### Prompt
Line by line, check the data for the string "chest" and state how many lines have it, nothing more.

Dataset entries:
++++++++

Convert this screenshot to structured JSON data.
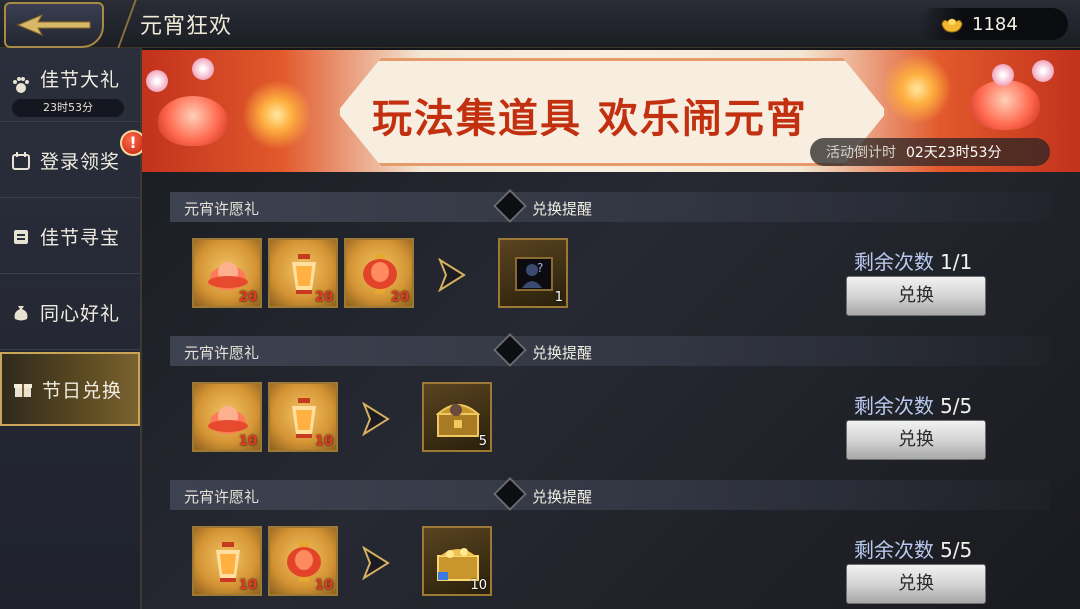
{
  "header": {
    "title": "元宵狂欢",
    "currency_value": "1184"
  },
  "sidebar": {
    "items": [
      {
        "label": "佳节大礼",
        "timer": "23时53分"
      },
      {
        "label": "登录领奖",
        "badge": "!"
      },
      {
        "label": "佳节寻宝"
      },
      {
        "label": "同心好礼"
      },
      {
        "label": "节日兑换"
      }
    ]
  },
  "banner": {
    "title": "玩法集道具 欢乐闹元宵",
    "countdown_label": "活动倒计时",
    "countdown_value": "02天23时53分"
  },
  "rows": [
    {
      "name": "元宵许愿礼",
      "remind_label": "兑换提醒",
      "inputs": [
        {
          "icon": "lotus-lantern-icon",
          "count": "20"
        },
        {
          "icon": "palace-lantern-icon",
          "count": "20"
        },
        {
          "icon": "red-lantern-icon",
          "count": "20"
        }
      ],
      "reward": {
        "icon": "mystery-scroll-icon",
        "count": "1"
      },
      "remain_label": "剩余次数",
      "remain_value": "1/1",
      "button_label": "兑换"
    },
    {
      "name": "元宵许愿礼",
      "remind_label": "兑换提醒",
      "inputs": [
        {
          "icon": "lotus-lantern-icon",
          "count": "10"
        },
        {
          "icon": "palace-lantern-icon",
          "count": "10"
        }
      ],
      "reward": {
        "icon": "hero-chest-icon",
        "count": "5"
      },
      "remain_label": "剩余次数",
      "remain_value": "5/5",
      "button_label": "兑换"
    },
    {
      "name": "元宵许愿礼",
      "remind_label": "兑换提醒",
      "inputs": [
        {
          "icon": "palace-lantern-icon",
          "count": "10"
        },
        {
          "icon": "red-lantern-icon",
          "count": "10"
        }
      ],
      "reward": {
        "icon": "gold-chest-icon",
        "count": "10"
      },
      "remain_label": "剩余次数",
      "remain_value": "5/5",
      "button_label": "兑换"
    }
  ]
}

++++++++

### Output of the exercise
2